I can tell you that this is a very tricky subject that both taxidermy hobbyists and professionals deal with as ethics vary with each client on a personal level. I admit it is very frustrating myself to see vendors on Etsy and elsewhere creating access to clearly illegal or otherwise mistreated taxidermy remains and selling them to others without their knowledge. For that I can respect the desire to explore this subject more than I can express. So in this blog, I will certainly try to outline some of the basics.
The birds or other remains that I work with are either by-products from cat kills and roadkill, or come from small, local farms or purchased through trusted small businesses who have access to captive 'natural-death' taxidermy. Since I struggle with keeping my sources secure and have worked hard to establish my relationships with them I cannot give out my sources directly, which I am sure readers can understand and respect.
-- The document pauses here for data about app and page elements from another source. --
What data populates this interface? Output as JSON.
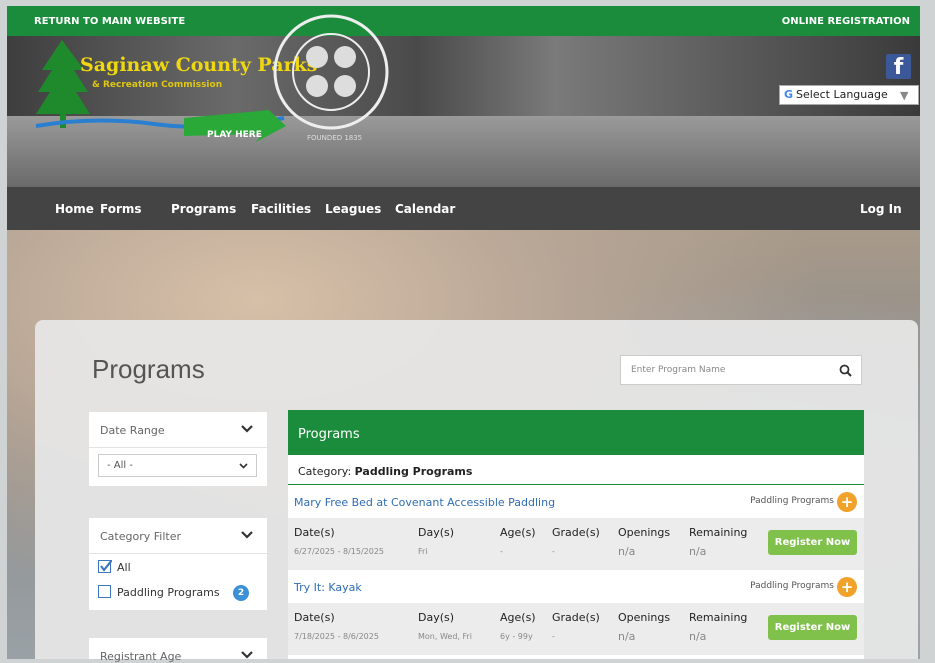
{
  "top_bar": {
    "return_link": "RETURN TO MAIN WEBSITE",
    "online_registration": "ONLINE REGISTRATION"
  },
  "header": {
    "logo_name": "Saginaw County Parks",
    "logo_subtitle": "& Recreation Commission",
    "logo_tagline": "PLAY HERE",
    "seal_text": "FOUNDED 1835",
    "facebook_icon": "facebook-icon",
    "language_label": "Select Language",
    "language_caret": "▼"
  },
  "nav": {
    "items": [
      "Home",
      "Forms",
      "Programs",
      "Facilities",
      "Leagues",
      "Calendar"
    ],
    "login": "Log In"
  },
  "page": {
    "title": "Programs",
    "search_placeholder": "Enter Program Name"
  },
  "filters": {
    "date_range": {
      "label": "Date Range",
      "selected": "- All -"
    },
    "category": {
      "label": "Category Filter",
      "options": [
        {
          "label": "All",
          "checked": true
        },
        {
          "label": "Paddling Programs",
          "checked": false,
          "count": "2"
        }
      ]
    },
    "registrant_age": {
      "label": "Registrant Age"
    }
  },
  "programs": {
    "header": "Programs",
    "category_prefix": "Category:",
    "category_value": "Paddling Programs",
    "columns": [
      "Date(s)",
      "Day(s)",
      "Age(s)",
      "Grade(s)",
      "Openings",
      "Remaining"
    ],
    "register_label": "Register Now",
    "items": [
      {
        "name": "Mary Free Bed at Covenant Accessible Paddling",
        "category_tag": "Paddling Programs",
        "dates": "6/27/2025 - 8/15/2025",
        "days": "Fri",
        "ages": "-",
        "grades": "-",
        "openings": "n/a",
        "remaining": "n/a"
      },
      {
        "name": "Try It: Kayak",
        "category_tag": "Paddling Programs",
        "dates": "7/18/2025 - 8/6/2025",
        "days": "Mon, Wed, Fri",
        "ages": "6y - 99y",
        "grades": "-",
        "openings": "n/a",
        "remaining": "n/a"
      }
    ]
  },
  "colors": {
    "brand_green": "#1b8c3c",
    "register_green": "#80c14c",
    "link_blue": "#2f6db5",
    "accent_orange": "#f0a22a"
  }
}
I've dealt with farms that support small, home grown businesses like mine. They farm for meat, which some may see as murder. I see it as a waste to have these farmers toss these beautiful specimens of nature such as wings, feet and heads in the trash, so I choose to take them in.
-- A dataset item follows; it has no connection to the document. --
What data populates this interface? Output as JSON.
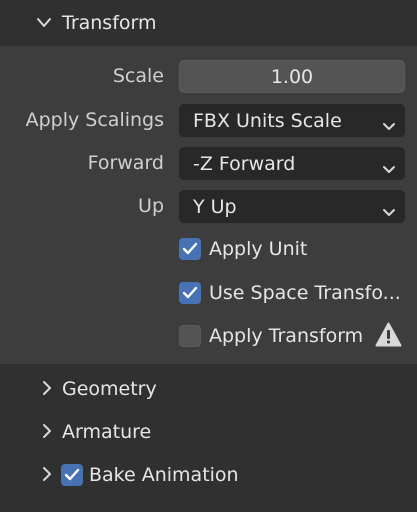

Some are casualties of aviaries and non-chain local pet shops whos ethics I have examined and trust. While I know that these sources may match my ethics, to some, the thought of any animal in a cage under any circumstances doesn't sit well. You may be inclined to feel that finding a naturally deceased wild creature may be a notably ethical way to go. The thing to consider is when you find something dead in the wild, the ethics can't really be examined in their entirety, so even the ethics surrounding finding a 'naturally deceased' carcass in the wild does not mean that the creature did not suffer while in life or leading up to it's current state. As someone who deals with kitty casualties quite often, sometimes that's just a natural cycle of life and death.
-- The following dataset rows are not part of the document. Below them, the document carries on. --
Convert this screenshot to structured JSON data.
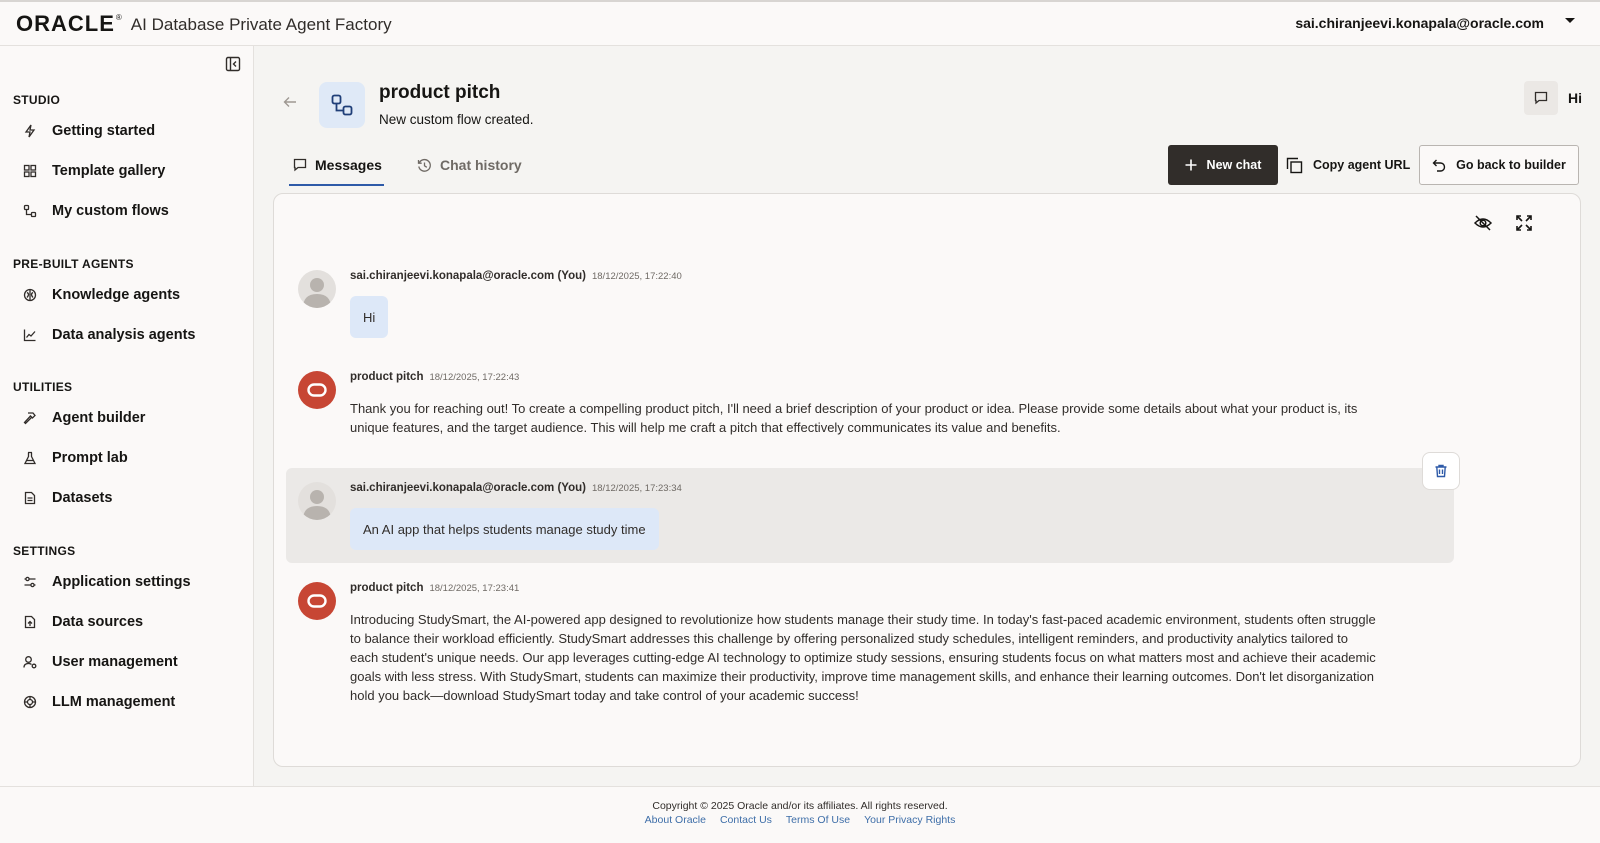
{
  "header": {
    "logo_text": "ORACLE",
    "logo_mark": "®",
    "product_name": "AI Database Private Agent Factory",
    "user_email": "sai.chiranjeevi.konapala@oracle.com"
  },
  "sidebar": {
    "sections": [
      {
        "title": "STUDIO",
        "items": [
          {
            "label": "Getting started",
            "icon": "bolt-icon"
          },
          {
            "label": "Template gallery",
            "icon": "grid-icon"
          },
          {
            "label": "My custom flows",
            "icon": "flow-icon"
          }
        ]
      },
      {
        "title": "PRE-BUILT AGENTS",
        "items": [
          {
            "label": "Knowledge agents",
            "icon": "brain-icon"
          },
          {
            "label": "Data analysis agents",
            "icon": "chart-line-icon"
          }
        ]
      },
      {
        "title": "UTILITIES",
        "items": [
          {
            "label": "Agent builder",
            "icon": "hammer-icon"
          },
          {
            "label": "Prompt lab",
            "icon": "flask-icon"
          },
          {
            "label": "Datasets",
            "icon": "document-icon"
          }
        ]
      },
      {
        "title": "SETTINGS",
        "items": [
          {
            "label": "Application settings",
            "icon": "sliders-icon"
          },
          {
            "label": "Data sources",
            "icon": "file-link-icon"
          },
          {
            "label": "User management",
            "icon": "user-gear-icon"
          },
          {
            "label": "LLM management",
            "icon": "cog-brain-icon"
          }
        ]
      }
    ]
  },
  "main": {
    "title": "product pitch",
    "subtitle": "New custom flow created.",
    "top_right_label": "Hi",
    "tabs": [
      {
        "label": "Messages",
        "active": true
      },
      {
        "label": "Chat history",
        "active": false
      }
    ],
    "actions": {
      "new_chat": "New chat",
      "copy_url": "Copy agent URL",
      "back_builder": "Go back to builder"
    }
  },
  "messages": [
    {
      "author": "sai.chiranjeevi.konapala@oracle.com (You)",
      "timestamp": "18/12/2025, 17:22:40",
      "role": "user",
      "text": "Hi"
    },
    {
      "author": "product pitch",
      "timestamp": "18/12/2025, 17:22:43",
      "role": "agent",
      "text": "Thank you for reaching out! To create a compelling product pitch, I'll need a brief description of your product or idea. Please provide some details about what your product is, its unique features, and the target audience. This will help me craft a pitch that effectively communicates its value and benefits."
    },
    {
      "author": "sai.chiranjeevi.konapala@oracle.com (You)",
      "timestamp": "18/12/2025, 17:23:34",
      "role": "user",
      "text": "An AI app that helps students manage study time"
    },
    {
      "author": "product pitch",
      "timestamp": "18/12/2025, 17:23:41",
      "role": "agent",
      "text": "Introducing StudySmart, the AI-powered app designed to revolutionize how students manage their study time. In today's fast-paced academic environment, students often struggle to balance their workload efficiently. StudySmart addresses this challenge by offering personalized study schedules, intelligent reminders, and productivity analytics tailored to each student's unique needs. Our app leverages cutting-edge AI technology to optimize study sessions, ensuring students focus on what matters most and achieve their academic goals with less stress. With StudySmart, students can maximize their productivity, improve time management skills, and enhance their learning outcomes. Don't let disorganization hold you back—download StudySmart today and take control of your academic success!"
    }
  ],
  "footer": {
    "copyright": "Copyright © 2025 Oracle and/or its affiliates. All rights reserved.",
    "links": [
      "About Oracle",
      "Contact Us",
      "Terms Of Use",
      "Your Privacy Rights"
    ]
  },
  "colors": {
    "accent": "#2e5aa8",
    "bot_avatar": "#c74634",
    "user_bubble": "#dde8f8",
    "primary_button": "#312d2a"
  }
}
If you're interested in delving deeper into the term 'ethical taxidermy' and what it means to you, I recommend giving this blog a visit: mickeyalicekwapis.com/blog/ethicaltaxidermy Mickey is a Chicago-based taxidermist that has been in the industry a very long time and has seen it all. I highly recommend giving her website a visit, and of course, subscribe and support if you can Venmo @mickeyalice.
Her sentence sums it up pretty well: "...The problem with labels like “ethical” is that there is no authority in place to hold taxidermists accountable for moral conduct. There is a broad range of opinions on what constitutes “ethical taxidermy” and what doesn’t. I have my own opinions, as someone who has been a part of this industry for a handful of years, and I will share it further down the line."
To keep it short and sweet, ethics are different for everyone on a personal level.
I think the bigger more fundamental question is what ethics hold value to you? What energies do you invite into your space and why? How do you know where the boundaries of your ethical umbrella lie? All very personal and fundamental criticisms to consider when taking in your first, third even your thousandth curiosity or oddity, and one that I am constantly asking myself as an artist who delves into working with once-living creatures. To learn about my own personal ethics, please visit my FAQ or feel free to contact me directly. I would be more than happy to answer any further questions you may have. Of course, as always, Stay Curious.